PAVILLION, Wyo. – The residents of Pavillion, a rural community on the Wind River Indian Reservation in central Wyoming have been told by federal agencies not to drink their water and to use fans and ventilation while bathing or washing clothes to avoid the risk of explosion.
The warnings came in early September after a second set of testing and analysis by Environmental Protection Agency found benzene, metals, naphthalene, phenols, methane and other contaminants in groundwater and in area wells.
“It’s a concern,” said Mitchel Cottenoir, acting tribal water engineer for the Eastern Shoshone Tribe, whose tribal government in Fort Washakie is some 30 miles from Pavillion. “The Tribal Water Quality Commission is looking into it and is working closely with the EPA.”
Many of Pavillion’s residents blame hydraulic fracturing, or fracking, a technique used for nearly all of today’s natural gas extraction in which dangerous chemicals, mixed with millions of gallons of water and sand are injected at high pressure thousands of feet underground to create fissures in the rock and release the gas.
Cottenoir said the EPA hasn’t proven that fracking is the cause. The EPA is currently investigating whether extraction and drilling activities are the source of the contamination. The agency found that at least three water wells contained a chemical used in the fracking process.
The study is the first undertaken by the EPA, but it is made harder because gas companies can conceal the chemicals used in the process as trade secrets.
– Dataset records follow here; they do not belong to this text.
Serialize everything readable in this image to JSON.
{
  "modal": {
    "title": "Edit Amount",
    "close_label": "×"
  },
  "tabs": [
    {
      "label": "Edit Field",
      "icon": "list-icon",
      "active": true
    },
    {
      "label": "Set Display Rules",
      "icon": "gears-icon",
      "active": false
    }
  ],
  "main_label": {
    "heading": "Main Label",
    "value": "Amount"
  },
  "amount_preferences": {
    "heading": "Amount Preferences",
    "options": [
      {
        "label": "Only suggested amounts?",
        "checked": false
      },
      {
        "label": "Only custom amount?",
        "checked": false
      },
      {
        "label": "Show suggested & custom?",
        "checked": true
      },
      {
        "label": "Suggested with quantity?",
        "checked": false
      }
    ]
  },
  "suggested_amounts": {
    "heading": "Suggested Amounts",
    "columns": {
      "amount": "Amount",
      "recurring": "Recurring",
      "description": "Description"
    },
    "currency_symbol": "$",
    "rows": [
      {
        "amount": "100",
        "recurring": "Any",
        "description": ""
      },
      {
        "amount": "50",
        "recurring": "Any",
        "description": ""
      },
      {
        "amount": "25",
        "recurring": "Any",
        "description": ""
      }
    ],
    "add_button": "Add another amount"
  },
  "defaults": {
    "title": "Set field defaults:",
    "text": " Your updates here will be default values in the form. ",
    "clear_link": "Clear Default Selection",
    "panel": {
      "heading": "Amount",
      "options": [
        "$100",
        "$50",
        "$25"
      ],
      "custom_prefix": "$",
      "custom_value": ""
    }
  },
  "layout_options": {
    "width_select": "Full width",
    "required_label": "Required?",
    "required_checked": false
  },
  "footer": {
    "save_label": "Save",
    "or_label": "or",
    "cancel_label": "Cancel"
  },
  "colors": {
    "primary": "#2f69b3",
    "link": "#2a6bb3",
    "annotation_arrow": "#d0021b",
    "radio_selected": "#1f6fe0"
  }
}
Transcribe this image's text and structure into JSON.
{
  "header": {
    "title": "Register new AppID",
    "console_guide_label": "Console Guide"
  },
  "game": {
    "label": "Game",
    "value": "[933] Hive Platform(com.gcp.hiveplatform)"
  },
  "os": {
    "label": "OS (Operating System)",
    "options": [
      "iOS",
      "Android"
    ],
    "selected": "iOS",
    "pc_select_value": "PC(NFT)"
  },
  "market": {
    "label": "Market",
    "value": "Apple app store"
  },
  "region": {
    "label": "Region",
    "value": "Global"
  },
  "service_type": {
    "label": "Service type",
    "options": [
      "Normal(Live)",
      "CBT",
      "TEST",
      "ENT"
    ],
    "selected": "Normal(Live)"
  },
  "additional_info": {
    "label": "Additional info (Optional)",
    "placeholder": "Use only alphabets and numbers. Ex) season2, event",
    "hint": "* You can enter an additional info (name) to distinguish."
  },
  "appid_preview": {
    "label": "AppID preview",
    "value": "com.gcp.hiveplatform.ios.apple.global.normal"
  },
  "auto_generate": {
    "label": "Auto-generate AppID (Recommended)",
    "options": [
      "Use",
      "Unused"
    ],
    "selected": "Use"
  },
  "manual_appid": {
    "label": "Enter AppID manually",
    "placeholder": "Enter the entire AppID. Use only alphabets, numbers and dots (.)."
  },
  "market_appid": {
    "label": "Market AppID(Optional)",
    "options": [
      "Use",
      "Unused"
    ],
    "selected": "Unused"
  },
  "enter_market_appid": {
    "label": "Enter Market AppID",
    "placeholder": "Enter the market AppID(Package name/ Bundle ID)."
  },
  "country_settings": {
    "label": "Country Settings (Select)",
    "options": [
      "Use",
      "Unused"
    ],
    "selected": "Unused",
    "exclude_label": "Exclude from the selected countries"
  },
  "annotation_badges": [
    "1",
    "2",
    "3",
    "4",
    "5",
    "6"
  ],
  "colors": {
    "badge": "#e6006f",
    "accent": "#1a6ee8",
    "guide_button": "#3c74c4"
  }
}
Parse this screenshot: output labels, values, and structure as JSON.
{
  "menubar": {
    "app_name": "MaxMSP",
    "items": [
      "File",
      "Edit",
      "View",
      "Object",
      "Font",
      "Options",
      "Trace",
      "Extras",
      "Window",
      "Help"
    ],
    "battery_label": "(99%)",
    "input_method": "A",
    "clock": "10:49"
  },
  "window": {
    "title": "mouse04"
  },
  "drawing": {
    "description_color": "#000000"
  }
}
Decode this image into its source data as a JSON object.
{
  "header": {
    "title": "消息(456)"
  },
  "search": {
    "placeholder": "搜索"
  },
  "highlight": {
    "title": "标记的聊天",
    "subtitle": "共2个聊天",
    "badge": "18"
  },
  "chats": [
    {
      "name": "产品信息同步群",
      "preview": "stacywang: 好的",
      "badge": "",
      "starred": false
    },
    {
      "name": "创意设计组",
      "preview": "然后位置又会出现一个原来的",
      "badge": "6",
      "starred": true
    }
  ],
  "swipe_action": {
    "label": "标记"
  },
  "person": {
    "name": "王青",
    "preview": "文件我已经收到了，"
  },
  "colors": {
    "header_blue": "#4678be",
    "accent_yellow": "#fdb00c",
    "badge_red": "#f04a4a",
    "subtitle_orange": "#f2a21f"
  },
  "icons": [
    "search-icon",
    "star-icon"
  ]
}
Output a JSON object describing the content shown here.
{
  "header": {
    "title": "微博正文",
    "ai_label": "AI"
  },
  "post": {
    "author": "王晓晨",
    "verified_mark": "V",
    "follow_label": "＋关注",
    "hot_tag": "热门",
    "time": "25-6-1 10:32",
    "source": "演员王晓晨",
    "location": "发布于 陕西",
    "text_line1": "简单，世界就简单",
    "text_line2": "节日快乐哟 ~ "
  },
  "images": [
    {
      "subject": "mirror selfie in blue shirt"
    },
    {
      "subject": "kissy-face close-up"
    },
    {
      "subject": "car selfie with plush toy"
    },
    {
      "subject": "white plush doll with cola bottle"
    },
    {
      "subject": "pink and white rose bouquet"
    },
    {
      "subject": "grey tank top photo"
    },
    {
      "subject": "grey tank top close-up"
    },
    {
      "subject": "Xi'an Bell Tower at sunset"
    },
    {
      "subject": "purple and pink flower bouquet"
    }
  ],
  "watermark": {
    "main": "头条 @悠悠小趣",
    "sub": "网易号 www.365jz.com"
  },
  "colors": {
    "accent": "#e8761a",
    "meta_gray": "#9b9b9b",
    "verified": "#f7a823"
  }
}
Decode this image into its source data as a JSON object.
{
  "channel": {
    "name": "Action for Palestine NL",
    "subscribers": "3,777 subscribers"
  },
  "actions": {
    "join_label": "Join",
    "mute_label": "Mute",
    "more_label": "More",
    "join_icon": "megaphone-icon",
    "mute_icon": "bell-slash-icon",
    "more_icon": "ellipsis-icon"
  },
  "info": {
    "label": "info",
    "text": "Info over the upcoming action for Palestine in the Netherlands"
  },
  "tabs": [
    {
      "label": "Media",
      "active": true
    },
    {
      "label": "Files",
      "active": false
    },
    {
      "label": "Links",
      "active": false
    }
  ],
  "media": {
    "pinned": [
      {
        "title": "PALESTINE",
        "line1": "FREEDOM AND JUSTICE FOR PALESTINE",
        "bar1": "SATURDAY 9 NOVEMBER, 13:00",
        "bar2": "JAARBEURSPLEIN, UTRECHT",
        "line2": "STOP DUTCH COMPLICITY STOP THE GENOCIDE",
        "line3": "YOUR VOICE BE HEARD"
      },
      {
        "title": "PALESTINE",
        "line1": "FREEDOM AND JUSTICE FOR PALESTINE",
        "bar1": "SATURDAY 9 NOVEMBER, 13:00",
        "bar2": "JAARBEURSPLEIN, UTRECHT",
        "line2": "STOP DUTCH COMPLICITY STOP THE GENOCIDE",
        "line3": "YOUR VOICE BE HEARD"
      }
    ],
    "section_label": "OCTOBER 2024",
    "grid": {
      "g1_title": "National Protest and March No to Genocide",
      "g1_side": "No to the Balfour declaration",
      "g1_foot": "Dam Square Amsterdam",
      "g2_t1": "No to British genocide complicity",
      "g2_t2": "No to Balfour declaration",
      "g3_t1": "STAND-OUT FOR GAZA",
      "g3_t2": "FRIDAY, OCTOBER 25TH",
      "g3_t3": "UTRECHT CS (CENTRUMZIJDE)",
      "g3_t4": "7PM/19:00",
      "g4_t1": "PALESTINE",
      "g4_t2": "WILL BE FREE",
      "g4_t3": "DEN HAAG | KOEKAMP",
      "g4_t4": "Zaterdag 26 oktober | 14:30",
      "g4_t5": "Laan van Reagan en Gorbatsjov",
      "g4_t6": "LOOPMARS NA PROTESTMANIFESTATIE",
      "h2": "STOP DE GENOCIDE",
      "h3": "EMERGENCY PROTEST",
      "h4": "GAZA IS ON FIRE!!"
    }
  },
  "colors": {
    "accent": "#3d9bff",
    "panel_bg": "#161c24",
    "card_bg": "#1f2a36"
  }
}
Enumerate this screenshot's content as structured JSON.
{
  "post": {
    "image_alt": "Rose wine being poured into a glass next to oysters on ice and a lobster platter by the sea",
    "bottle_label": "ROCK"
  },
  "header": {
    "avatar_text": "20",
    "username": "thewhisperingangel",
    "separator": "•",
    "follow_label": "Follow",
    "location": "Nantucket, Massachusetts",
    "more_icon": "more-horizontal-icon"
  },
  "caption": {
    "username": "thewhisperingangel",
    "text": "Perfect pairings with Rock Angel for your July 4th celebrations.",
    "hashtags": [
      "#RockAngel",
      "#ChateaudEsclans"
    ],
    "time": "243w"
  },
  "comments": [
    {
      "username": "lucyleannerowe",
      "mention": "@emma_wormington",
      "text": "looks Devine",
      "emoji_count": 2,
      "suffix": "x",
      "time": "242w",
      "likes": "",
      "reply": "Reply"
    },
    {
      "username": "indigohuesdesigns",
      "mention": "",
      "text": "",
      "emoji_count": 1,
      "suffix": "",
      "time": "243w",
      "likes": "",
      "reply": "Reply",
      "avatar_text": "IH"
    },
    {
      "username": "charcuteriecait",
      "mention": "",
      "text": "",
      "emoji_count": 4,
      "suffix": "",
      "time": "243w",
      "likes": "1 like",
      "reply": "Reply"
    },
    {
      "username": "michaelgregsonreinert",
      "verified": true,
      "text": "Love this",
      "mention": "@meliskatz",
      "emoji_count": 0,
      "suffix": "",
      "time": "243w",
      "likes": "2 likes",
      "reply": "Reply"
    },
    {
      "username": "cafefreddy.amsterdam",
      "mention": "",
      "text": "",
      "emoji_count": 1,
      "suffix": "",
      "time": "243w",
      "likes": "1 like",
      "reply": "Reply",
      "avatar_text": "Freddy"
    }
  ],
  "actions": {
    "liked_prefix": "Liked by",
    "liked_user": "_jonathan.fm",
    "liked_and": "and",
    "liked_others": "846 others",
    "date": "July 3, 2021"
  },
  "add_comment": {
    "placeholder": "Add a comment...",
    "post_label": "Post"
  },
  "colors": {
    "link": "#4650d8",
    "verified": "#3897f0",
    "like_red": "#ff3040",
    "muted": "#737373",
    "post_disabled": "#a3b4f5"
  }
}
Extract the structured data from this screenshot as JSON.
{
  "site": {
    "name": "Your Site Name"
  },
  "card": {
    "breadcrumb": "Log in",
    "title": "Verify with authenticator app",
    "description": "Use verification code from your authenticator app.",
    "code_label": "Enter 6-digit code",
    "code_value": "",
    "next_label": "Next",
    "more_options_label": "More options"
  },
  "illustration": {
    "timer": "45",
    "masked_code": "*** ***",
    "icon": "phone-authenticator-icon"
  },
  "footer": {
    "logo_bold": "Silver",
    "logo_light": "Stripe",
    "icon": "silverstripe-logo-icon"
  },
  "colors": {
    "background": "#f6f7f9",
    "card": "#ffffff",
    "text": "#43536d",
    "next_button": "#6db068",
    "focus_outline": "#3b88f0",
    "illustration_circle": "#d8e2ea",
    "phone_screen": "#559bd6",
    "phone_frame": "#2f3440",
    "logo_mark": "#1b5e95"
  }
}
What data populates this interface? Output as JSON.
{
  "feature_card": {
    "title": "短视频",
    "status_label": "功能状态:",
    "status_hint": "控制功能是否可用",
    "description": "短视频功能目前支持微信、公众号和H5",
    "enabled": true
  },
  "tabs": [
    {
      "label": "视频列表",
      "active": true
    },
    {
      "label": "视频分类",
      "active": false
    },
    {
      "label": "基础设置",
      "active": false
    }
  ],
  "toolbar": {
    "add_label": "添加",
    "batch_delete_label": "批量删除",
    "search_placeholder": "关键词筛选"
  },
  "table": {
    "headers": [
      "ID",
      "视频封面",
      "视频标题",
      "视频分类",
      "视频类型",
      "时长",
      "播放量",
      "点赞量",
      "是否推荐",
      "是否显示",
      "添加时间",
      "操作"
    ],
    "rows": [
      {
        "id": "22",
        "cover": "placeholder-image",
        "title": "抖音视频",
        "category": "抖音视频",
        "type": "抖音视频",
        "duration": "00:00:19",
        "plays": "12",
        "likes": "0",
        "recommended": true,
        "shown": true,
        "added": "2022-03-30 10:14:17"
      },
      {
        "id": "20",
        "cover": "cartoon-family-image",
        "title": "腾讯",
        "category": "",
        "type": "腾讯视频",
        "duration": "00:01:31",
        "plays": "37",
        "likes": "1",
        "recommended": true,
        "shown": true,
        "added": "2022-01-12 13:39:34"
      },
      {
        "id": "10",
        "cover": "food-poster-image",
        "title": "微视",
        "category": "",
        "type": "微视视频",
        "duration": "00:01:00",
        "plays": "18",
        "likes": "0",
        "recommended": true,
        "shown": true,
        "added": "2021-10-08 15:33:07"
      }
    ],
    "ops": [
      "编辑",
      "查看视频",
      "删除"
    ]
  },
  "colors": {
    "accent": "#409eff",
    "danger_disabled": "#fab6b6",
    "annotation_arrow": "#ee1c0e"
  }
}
The gas company that owns most of the wells near Pavillion is paying part of the cost of supplying drinking water to residents, while not accepting responsibility for the contamination.
Natural gas drilling is rapidly expanding across 31 states, and complaints like the ones from the residents of Pavillion have arisen across the country.
New York has blocked drilling within New York City’s watershed. Rep. Maurice Hinchey, D-N.Y., told a federal hearing in mid-September that the EPA must regulate hydraulic fracturing.
In Pennsylvania, 13 families have filed lawsuit against a drilling company that is blasting fluids deep underground for allegedly leaking toxic fracking fluid into the groundwater, exposing residents to dangerous chemicals and sickening a child.
Pennsylvania’s Office of Homeland Security contracted with the Institute of Terrorism Research and Response, who in part tracked anti-drilling activists, reporting them for such activities as screening the critical documentary “Gasland.” Local news reported that ITTR also reports anti-drilling activities to private energy firms, to which a Sierra Club representative responded has “a chilling effect” on the environmental community. After Pennsylvania Gov. Ed Rendell learned of the tracking through news articles, he apologized to the citizenry, and terminated the ITTR contract.
But last March, after Congress ordered the agency to conduct a fracking study to address concerns that the process may impact ground and surface water quality in ways that threaten human health, the agency announced it will conduct a comprehensive research study to investigate potential adverse impacts.
The EPA is also pressuring the energy companies to provide information about the chemicals used in the fracking process. As it is now the agency doesn’t know which chemicals to test groundwater for.
The oil and gas industry argues that their costs from federal regulation would cripple their business, and that state regulations are already strong. A few states have regulations, but they vary.